  • How to Install ClamAV on Arch Linux

    ClamAV is an open-source and free antivirus toolkit that detects many types of malicious software, including viruses, trojans, malware, adware, rootkits, and other malicious threats. One of its primary uses of ClamAV is on mail servers as a server-side email virus scanner or file hosting servers to periodically scan to ensure files are clean, especially if the public can upload to the server. ClamAV supports multiple file formats (documents, executables, or archives), utilizes multi-thread scanner features, and receives updates for its signature database daily to sometimes numerous times per day for the latest protection. The following tutorial will teach you how to configure ClamAV on Arch Linux desktop or server and some basic scan commands using the command line terminal.

  • Linux su vs sudo: what's the difference? | Opensource.com
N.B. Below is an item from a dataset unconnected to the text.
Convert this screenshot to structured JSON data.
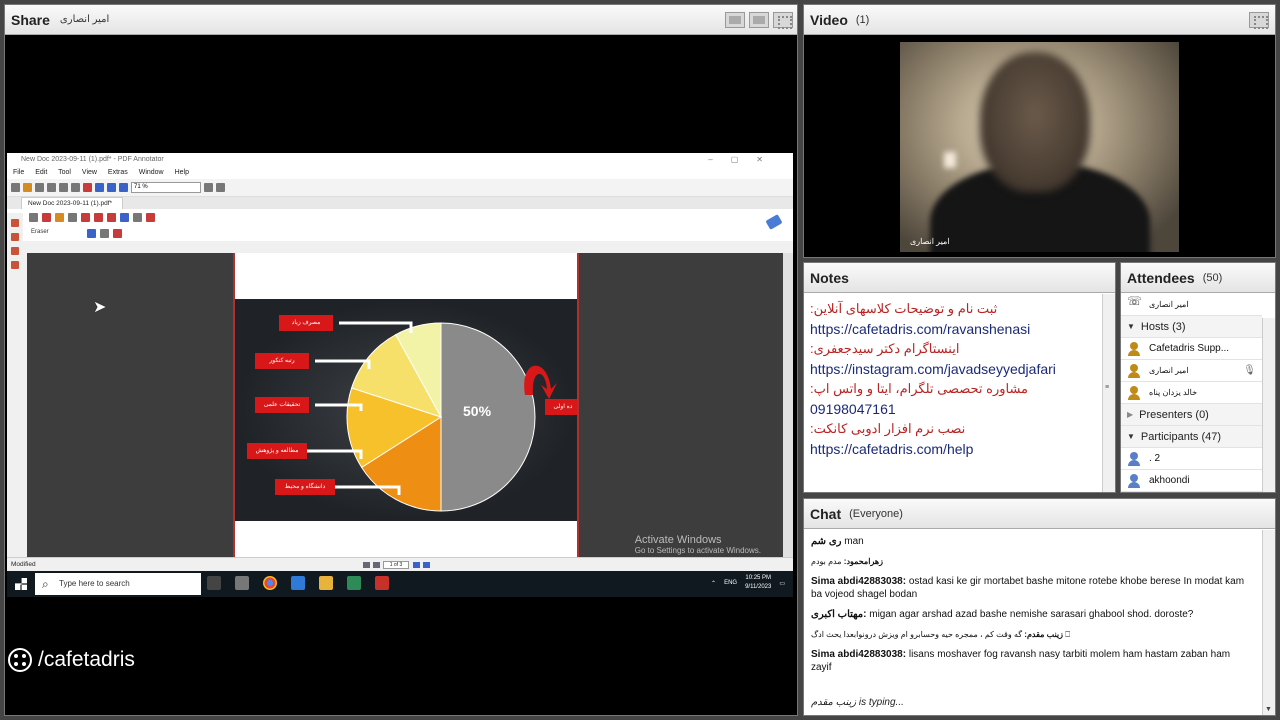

    Both the su and the sudo commands allow users to perform system administration tasks that are not permitted for non-privileged users—that is, everyone but the root user. Some people prefer the sudo command: For example, Seth Kenlon recently published "5 reasons to use sudo on Linux", in which he extols its many virtues. I, on the other hand, am partial to the su command and prefer it to sudo for most of the system administration work I do. In this article, I compare the two commands and explain why I prefer su over sudo but still use both.

today's howtos

  • A Detailed Guide on How to Work with Documents in Nextcloud

    Nextcloud is an open-source content collaboration platform that makes it possible to create secure file storage with sharing and synchronization features. It’s not too much to say that Nextcloud is an ideal solution for file management, as this platform allows you to share files and folders on your computer, and instantly synchronize them with your Nextcloud server.

  • How to Reset Forgotten Root Password in Fedora

    The only way any Linux user can boldly claim to have full control of their operating system environment is if they can be identified as root or Sudoer users.

  • How to Change the Default Interface in Linux?

    “Almost everything productive we can do in Linux requires us to have a network connection. Whether developing apps, installing software, scripting, sharing files, or even watching movies, we need a working network connection. Hence, “I require a network connection” is simply an understatement. The only way to enable network connection on a machine is through a network interface. A network interface is a device or a point of connection between a device and a private or public network. In most cases, a network interface is a physical card such as a wireless adapter, a network card, etc. However, this does not necessarily mean that a network interface should be a physical device. For example, a loopback adapter that is not physically visible is implemented by software and available on all devices.” This quick tutorial will show you how to set the default interface in Linux.

  • CoreOS in VirtualBox

    Three Fedora CoreOS (FCOS) update streams are available: stable, testing, and next. In general, you will want to use stable, but it is recommended to run some machines on testing and next and provide feedback. Each stream has a canonical URL representing its current state in JSON format, known as “stream metadata.” For example, the stream metadata URL for stable is: https://builds.coreos.fedoraproject.org/streams/stable.json For automating Fedora CoreOS installations, it is expected that you will interact with stream metadata. While Fedora CoreOS does automatic in-place updates, it is generally a good practice to start provisioning new machines from the latest images.